The Great Gar provides.

The gas prices are rising and rumor has it they’ll top out over 3.00 a gallon and not go back down. I wouldn’t mind–perhaps now people will give up their monster trucks and tank-size gas guzzling SUVs. But the money forms an almost obscene amount of profit for oil companies, and I do tire of this.

If the money went into cleaning up the air and water, I would be more positive.

Last week I pulled up next to this huge, shiny and chromed black truck at the light. Two guys were in it, looking cool. I was so tempted to lean out and ask them if they’ve had to haul any pigs to market lately, but didn’t. Someday I won’t have to say it, and the guys won’t look cool in a truck too big for most people’s needs.

It’s not a reference book; I leave that to O’Reilly’s excellent Definitive books. It’s how you (yes, you) can quickly and comfortably get up to speed with JavaScript/ECMAScript.

I’ve returned to the same writing style and format that I used with Developing ASP Components, and that book did very well, so I’m confident this one should do nicely.

My Earth Day, 2006 story. Unfortunately, not everyone is in the spirit. This story is based on missing statistics, overinflated biased recordings, self serving data in order to promote you all buying more more more, so that companies in the world can make profits off your eventual misery. Supposedly the reason for all the scientific concern being expressed now about global warming is because those who speak ‘truth’ (i.e. against the concern) are intimidated into silence. I have only one thing to say to the author: may your children and your grandchildren grow to adulthood and live long in just the kind of life you want to give them.

Do you all realize that if we make one change in our lives, we can make a significant impact on the environment? Yes, if we drive a car with better gas mileage, walk more, take a bike more, recycle, and use environmentally friendly products, we can make a difference.

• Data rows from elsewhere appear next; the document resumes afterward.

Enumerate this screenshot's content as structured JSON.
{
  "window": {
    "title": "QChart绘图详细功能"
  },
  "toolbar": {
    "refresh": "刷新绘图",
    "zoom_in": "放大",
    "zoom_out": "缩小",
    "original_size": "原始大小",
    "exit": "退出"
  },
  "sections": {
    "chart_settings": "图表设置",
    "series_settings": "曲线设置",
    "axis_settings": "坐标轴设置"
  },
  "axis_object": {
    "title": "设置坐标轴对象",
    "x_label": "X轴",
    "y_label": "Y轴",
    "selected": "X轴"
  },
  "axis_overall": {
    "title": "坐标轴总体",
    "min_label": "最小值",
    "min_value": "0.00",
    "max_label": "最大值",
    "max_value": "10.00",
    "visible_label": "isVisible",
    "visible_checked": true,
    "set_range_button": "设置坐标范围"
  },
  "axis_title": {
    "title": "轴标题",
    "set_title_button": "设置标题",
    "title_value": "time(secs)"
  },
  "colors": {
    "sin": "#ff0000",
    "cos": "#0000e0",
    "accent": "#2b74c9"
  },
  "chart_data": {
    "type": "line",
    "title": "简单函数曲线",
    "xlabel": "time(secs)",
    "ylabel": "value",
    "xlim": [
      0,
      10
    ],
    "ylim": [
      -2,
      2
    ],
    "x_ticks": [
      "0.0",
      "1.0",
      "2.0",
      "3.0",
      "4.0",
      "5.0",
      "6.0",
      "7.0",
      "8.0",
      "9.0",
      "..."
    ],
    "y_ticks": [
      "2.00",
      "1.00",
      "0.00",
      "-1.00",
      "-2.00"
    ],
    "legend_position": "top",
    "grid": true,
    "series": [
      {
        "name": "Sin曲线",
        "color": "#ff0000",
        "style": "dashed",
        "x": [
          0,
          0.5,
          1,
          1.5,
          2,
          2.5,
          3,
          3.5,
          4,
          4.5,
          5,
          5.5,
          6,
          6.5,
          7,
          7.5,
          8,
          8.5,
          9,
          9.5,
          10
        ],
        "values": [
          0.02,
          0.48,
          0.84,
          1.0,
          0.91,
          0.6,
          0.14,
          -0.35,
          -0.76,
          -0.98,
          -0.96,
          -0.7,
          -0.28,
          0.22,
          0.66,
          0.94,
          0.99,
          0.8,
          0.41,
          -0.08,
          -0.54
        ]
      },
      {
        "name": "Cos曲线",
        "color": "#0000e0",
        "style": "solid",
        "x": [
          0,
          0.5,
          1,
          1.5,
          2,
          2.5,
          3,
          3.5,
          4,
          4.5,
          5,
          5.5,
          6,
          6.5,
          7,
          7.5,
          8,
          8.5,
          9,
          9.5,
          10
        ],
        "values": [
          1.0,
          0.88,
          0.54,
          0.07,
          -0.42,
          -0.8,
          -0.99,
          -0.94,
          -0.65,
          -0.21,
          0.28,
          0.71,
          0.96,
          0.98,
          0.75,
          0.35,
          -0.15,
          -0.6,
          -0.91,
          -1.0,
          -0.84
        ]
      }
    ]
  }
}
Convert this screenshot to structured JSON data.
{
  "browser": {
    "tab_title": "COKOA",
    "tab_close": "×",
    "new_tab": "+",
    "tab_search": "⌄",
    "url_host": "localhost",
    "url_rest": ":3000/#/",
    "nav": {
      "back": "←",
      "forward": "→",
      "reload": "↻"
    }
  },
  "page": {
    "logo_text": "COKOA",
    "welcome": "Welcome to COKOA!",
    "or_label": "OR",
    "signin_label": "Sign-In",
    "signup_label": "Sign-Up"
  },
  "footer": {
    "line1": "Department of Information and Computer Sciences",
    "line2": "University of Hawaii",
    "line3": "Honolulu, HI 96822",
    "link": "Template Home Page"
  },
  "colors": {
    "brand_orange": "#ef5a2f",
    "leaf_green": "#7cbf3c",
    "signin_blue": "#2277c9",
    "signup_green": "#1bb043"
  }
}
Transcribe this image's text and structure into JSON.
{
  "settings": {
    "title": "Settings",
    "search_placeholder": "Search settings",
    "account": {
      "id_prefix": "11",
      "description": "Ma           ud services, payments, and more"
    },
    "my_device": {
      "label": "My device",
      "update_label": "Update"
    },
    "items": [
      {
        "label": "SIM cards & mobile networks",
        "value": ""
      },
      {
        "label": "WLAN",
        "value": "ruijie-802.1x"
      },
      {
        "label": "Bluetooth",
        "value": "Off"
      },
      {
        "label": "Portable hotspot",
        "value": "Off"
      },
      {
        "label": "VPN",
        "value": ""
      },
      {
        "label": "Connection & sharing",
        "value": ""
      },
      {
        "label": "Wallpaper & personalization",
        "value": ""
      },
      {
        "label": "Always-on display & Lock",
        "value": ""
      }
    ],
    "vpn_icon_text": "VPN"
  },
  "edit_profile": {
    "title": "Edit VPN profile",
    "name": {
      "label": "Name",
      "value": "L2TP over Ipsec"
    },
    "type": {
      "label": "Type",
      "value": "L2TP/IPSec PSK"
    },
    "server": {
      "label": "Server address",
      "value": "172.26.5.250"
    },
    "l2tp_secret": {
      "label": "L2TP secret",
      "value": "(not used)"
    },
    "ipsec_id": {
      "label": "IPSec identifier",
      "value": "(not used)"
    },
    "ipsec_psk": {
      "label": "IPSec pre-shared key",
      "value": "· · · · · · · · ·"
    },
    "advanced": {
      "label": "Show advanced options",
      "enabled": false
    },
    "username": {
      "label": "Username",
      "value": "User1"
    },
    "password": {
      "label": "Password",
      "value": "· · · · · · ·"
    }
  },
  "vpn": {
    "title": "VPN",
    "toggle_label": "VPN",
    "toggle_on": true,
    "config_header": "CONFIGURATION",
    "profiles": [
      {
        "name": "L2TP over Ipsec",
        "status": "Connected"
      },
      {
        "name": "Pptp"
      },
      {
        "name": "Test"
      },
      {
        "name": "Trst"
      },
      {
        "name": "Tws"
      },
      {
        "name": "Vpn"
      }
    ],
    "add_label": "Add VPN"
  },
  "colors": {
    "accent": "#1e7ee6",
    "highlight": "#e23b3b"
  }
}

Did you know one of the most romantic dates you can go on is go for a walk? Take along a basket with a little bread, cheese, wine, and fresh apples. Cloth napkins, and real plates say ‘class’.

Sure you have time. Don’t tell me you don’t have time. It only takes 10 minutes to make an egg sandwich for breakfast–you don’t have to throw another piece of plastic (and the container it comes in) into the microwave.

Sexy isn’t clothes, you don’t need 100 pairs of shoes, and the woman or man that can get by wearing last year’s clothes this year and next and and next and next and maybe even the next is the woman or man who has learned how to spit downwind instead of up.

The economy won’t go belly up if you don’t overspend this year.

Apple will recycle your old Apple products safely. Many schools and non-profits will take your old computer equipment (as long as it works). Linux will run on PCs that are years and years old.

If you download music, there’s less plastic used for CDs. If you buy a new computer every 4 years, instead of the average of 3, you save money and there’s less motherboards and old casings in landfills.

Buying produce in larger containers and re-packaging into your own reusable containers at home is cheaper and more earth-friendly than buying in small containers.

If you buy that, you’ll have to dust it. If you buy that, it will break. If you buy that, you’ll have payments. If you buy that, no one will fall in love with you.

Except if you buy my book when it comes out. If you buy it, I’ll love you. And you’ll be able to get it digitally. Digital books are pro-environment.

Digital photography is pro-environment.

And no tree was harmed–or acts of cannibalism committed–in the making of this weblog.